I walked to the kitchen and poured myself a glass of water. I sure do miss Uriah. The warm breeze compelled me to hug myself tightly with my veil. I was walking to my room when another knock startled me. And another. What now?
More messengers! They told me that the king ordered me to appear in his presence. It was springtime, wasn’t it? Why is the king in his palace? Shouldn’t he be in the battlefield? As if I can lecture the king on occupational neglect! I obeyed his agents and went with them to the palace. Something was not right. Was Uriah hurt?
I was led to the private chamber of the king. This must be bad news. My arms are suddenly covered with goosebumps. Maybe it’s the cool breeze. I coiled myself tightly with my shawl. It was quiet–awfully quiet. Where was the king?
“Bathsheba. I’m here. Come to me.”
I followed the sound as the path became darker and darker. Why does this feel so wrong?
I’ll stop here. Now that narration was just a product of my imagination and my personal response were I in Bathsheba’s place. I wonder:
- Did she feel her intuition waving the red flag at her, telling her to stop and think before taking the next step? God surely must have been with her! David may have chosen to sin deliberately, but before she was touched by him, Bathsheba had a choice not to have unlawful relations with the king. God gave women intuition which they could use in circumstances such as this.
- What if Bathsheba decided not to lie in bed with David? Wouldn’t David have realized the gravity of his sin? Right there and then he would be exposed, only this time, no sin would be committed by either party.
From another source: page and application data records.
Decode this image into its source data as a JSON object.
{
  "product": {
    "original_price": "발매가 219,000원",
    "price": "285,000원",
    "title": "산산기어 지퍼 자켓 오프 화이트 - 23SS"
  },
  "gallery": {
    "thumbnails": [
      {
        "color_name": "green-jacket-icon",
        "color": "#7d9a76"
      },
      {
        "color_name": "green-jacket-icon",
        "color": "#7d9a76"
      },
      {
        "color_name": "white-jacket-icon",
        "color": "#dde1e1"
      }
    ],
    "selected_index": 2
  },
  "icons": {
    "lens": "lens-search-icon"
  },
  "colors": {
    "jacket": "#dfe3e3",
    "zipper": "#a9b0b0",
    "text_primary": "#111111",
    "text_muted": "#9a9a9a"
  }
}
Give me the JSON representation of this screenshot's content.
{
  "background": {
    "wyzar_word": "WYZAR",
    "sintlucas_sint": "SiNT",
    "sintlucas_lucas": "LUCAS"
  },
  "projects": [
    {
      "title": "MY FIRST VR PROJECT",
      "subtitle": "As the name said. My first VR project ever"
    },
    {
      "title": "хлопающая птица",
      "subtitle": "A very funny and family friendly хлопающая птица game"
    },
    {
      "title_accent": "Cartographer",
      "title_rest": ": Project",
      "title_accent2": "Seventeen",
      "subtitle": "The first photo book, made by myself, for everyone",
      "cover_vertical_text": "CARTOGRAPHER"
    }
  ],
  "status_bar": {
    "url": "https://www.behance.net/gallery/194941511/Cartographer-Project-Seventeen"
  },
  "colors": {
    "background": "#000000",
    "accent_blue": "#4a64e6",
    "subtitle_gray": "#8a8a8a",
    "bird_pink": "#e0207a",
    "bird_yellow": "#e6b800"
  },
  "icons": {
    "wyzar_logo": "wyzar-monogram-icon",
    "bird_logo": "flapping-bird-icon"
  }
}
- A perfect example for contrasting would be Abigail (1 Samuel 25). Unlike Bathsheba who had a wonderful, loyal and good husband in Uriah, Abby’s prince, Nabal, was far from charming and wonderful. He was a drunkard, impatient, unruly and harsh. He refused to serve David’s servants. Thankfully, he married a smart woman who acted wisely and quickly. She appeased David’s anger using her gastronomic skills. After her husband died of a heart attack, Abigail became Mrs. King David.
So what is the verdict for Bathsheba’s actions that night–guilty or not guilty? I, the juror of this blog, find the defendant guilty. Why? Because she chose to commit adultery with David. She could have prayed right there and then (even if David was already undressed) and asked God to keep them from sinning. Everyone in Israel was well versed on the 10 Commandments, so lack of information was negligible. Although Bathsheba’s motives cannot be known or fully understood, her act was still sinful.
PS: In spite of man’s unfaithfulness, God is still faithful! 🙂 Bathsheba’s first child died, but her 2 boys that followed (after her marriage to David) brought her much joy. Solomon became the wisest man on earth while Nathan was the ancestor of Mary who became the mother of the promised Messiah, Jesus Christ. 🙂